**Task input**
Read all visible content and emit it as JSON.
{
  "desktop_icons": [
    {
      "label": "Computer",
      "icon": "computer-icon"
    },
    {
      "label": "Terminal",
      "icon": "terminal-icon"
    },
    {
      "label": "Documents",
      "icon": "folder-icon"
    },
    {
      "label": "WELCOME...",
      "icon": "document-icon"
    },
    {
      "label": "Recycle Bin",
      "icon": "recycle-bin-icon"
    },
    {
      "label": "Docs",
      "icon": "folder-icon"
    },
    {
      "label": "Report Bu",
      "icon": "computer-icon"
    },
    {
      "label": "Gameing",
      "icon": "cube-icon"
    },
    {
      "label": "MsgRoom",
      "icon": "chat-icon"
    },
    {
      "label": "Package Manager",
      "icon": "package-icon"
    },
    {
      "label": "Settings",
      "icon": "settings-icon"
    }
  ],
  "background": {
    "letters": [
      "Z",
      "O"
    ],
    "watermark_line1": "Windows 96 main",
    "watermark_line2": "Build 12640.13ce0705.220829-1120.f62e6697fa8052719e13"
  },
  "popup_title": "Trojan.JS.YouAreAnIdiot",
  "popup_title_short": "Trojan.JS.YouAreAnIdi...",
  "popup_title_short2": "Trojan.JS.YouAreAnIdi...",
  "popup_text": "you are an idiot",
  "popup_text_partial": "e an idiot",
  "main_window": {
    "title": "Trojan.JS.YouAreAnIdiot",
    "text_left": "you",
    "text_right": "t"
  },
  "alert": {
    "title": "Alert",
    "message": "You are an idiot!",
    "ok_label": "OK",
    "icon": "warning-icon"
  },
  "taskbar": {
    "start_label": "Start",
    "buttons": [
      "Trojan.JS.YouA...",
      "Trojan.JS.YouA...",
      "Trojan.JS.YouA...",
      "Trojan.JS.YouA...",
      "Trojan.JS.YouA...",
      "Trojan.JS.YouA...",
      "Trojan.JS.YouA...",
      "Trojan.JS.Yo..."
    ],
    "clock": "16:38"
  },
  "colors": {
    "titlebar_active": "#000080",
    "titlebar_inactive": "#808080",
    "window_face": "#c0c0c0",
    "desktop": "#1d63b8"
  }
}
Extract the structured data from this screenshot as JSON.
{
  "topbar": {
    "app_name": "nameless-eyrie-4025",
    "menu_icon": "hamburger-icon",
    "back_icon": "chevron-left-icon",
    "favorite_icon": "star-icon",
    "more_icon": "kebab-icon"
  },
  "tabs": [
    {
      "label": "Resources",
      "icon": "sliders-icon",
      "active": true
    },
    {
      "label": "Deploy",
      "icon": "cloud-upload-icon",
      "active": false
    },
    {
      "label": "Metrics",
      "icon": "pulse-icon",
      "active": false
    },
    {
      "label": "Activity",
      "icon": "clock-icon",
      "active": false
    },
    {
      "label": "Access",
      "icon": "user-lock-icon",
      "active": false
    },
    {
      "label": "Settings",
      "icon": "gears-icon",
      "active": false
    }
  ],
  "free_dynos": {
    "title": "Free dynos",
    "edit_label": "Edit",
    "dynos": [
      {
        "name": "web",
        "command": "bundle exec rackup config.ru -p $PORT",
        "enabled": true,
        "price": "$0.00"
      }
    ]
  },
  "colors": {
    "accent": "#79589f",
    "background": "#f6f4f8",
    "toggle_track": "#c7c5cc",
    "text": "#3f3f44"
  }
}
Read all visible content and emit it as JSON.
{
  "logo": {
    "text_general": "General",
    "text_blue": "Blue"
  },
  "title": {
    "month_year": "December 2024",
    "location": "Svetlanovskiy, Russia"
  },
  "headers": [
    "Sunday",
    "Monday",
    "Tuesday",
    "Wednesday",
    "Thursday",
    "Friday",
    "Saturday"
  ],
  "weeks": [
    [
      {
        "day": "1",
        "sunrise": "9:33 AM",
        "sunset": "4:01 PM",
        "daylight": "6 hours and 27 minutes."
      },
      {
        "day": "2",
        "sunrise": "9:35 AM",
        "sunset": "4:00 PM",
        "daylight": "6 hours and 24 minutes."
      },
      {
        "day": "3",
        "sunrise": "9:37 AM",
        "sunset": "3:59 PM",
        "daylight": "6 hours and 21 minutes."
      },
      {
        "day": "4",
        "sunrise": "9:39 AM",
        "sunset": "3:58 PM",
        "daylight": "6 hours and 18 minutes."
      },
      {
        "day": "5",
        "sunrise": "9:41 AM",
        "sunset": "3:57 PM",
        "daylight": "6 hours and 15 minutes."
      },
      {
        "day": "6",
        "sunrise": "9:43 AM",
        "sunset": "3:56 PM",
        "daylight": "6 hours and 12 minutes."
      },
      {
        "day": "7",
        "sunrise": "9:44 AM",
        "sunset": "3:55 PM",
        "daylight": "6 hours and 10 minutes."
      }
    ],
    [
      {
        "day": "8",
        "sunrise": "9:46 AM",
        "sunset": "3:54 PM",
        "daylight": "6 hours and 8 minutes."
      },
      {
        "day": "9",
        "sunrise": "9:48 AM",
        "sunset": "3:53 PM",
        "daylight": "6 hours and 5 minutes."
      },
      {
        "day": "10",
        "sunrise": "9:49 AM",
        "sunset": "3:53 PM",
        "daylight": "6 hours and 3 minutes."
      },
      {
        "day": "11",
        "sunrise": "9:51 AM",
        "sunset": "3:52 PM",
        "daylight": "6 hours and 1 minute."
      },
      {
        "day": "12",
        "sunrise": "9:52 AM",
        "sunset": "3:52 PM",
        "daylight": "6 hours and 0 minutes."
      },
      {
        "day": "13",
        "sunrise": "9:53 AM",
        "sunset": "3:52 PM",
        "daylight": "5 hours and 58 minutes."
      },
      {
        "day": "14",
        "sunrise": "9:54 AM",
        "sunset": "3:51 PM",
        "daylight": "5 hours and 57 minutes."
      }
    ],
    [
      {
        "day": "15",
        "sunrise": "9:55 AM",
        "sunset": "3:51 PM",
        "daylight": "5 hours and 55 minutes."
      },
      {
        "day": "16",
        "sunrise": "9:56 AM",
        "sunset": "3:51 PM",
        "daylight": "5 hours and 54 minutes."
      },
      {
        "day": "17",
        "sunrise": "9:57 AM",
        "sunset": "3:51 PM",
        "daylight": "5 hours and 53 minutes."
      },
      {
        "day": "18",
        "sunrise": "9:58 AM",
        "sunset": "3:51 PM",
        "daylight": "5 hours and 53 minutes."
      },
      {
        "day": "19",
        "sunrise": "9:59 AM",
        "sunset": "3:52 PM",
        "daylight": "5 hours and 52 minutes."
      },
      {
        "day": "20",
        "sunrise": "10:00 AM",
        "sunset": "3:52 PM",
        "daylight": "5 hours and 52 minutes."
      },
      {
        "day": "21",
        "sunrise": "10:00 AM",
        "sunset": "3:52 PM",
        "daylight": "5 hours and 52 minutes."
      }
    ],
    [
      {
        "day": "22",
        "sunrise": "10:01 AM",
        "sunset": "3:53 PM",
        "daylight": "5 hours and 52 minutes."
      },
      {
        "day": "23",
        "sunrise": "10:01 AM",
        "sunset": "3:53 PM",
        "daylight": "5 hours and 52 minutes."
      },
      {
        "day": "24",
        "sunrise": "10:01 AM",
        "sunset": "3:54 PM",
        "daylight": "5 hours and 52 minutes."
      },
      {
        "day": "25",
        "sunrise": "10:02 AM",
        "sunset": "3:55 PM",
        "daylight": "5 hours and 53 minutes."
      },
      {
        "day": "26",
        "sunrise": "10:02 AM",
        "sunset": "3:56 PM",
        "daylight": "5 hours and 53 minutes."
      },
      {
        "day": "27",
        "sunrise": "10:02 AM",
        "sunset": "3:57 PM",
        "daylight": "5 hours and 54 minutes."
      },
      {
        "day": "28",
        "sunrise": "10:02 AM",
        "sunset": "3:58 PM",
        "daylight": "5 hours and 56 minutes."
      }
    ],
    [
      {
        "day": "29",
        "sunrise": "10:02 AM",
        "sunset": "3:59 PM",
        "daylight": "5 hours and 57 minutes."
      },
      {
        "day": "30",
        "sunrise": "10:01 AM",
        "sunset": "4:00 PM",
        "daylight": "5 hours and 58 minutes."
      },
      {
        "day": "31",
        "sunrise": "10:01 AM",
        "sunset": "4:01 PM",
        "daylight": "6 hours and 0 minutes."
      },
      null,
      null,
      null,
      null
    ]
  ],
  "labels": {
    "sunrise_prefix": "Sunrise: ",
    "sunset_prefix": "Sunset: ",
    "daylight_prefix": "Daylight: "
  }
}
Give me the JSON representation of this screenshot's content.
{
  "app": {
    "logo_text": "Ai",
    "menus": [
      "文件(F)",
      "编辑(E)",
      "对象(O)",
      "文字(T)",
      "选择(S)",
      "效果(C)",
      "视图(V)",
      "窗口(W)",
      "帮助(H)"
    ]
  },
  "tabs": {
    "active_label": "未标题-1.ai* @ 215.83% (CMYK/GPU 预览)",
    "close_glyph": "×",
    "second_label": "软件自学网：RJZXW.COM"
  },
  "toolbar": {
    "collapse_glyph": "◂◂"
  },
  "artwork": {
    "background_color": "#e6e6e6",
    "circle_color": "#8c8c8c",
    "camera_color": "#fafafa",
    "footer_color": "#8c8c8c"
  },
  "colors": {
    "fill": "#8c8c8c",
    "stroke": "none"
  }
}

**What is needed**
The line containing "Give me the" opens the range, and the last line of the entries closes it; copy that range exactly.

**Answer box**
Give me the JSON representation of this screenshot's content.
{
  "app": {
    "logo_text": "Ai",
    "menus": [
      "文件(F)",
      "编辑(E)",
      "对象(O)",
      "文字(T)",
      "选择(S)",
      "效果(C)",
      "视图(V)",
      "窗口(W)",
      "帮助(H)"
    ]
  },
  "tabs": {
    "active_label": "未标题-1.ai* @ 215.83% (CMYK/GPU 预览)",
    "close_glyph": "×",
    "second_label": "软件自学网：RJZXW.COM"
  },
  "toolbar": {
    "collapse_glyph": "◂◂"
  },
  "artwork": {
    "background_color": "#e6e6e6",
    "circle_color": "#8c8c8c",
    "camera_color": "#fafafa",
    "footer_color": "#8c8c8c"
  },
  "colors": {
    "fill": "#8c8c8c",
    "stroke": "none"
  }
}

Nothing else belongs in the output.